## Exercise
Among the entries below, count the lines that contain the word "PIPE". Write down only the total.
::::::::::
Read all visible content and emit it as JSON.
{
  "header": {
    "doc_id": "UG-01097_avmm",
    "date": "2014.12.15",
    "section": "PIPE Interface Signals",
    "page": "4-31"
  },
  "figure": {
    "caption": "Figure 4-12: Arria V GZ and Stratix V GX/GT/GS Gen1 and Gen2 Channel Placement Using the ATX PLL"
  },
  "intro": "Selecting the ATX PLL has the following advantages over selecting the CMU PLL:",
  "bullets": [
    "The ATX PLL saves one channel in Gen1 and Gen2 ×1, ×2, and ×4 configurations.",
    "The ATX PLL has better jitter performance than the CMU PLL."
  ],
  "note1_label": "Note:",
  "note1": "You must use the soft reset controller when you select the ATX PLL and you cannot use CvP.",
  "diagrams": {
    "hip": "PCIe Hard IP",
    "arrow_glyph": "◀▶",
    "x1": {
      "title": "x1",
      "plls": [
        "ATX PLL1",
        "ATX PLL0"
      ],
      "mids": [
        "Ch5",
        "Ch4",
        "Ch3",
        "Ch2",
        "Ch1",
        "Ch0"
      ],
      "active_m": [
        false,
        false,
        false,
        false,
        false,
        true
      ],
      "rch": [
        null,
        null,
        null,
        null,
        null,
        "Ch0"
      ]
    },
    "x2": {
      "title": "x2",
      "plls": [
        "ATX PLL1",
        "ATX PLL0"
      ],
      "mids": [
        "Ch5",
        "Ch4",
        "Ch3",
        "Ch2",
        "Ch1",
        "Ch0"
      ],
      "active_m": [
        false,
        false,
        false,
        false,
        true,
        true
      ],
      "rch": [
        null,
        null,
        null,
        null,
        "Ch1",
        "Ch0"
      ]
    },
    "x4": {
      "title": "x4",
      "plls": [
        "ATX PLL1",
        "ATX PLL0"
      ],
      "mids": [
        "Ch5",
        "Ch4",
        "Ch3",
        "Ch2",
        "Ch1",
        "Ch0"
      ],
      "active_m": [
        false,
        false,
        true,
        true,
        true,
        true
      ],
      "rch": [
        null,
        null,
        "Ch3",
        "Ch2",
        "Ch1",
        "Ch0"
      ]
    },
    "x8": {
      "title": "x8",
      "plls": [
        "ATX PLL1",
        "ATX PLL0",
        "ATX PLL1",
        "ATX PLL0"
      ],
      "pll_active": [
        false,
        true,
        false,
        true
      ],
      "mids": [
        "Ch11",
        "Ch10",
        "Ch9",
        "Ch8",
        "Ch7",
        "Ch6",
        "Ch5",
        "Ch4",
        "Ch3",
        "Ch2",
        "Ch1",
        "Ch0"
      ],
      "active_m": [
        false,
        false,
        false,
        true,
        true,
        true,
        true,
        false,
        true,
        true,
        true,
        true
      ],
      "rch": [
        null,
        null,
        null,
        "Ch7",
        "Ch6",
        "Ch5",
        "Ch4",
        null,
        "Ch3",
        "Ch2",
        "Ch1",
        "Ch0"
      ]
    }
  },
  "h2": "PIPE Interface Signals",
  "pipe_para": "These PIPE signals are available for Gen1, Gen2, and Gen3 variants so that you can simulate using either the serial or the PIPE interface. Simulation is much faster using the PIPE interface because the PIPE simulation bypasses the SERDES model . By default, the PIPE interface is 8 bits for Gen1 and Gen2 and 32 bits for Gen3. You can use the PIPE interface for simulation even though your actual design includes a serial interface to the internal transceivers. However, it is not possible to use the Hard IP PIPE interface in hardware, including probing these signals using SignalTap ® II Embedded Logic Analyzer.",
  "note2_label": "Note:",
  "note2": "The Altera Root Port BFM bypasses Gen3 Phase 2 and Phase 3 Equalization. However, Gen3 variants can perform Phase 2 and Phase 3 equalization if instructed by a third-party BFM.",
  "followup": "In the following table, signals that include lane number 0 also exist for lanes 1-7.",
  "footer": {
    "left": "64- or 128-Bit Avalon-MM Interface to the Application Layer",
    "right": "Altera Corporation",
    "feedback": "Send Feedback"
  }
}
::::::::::
## Answer to this task
3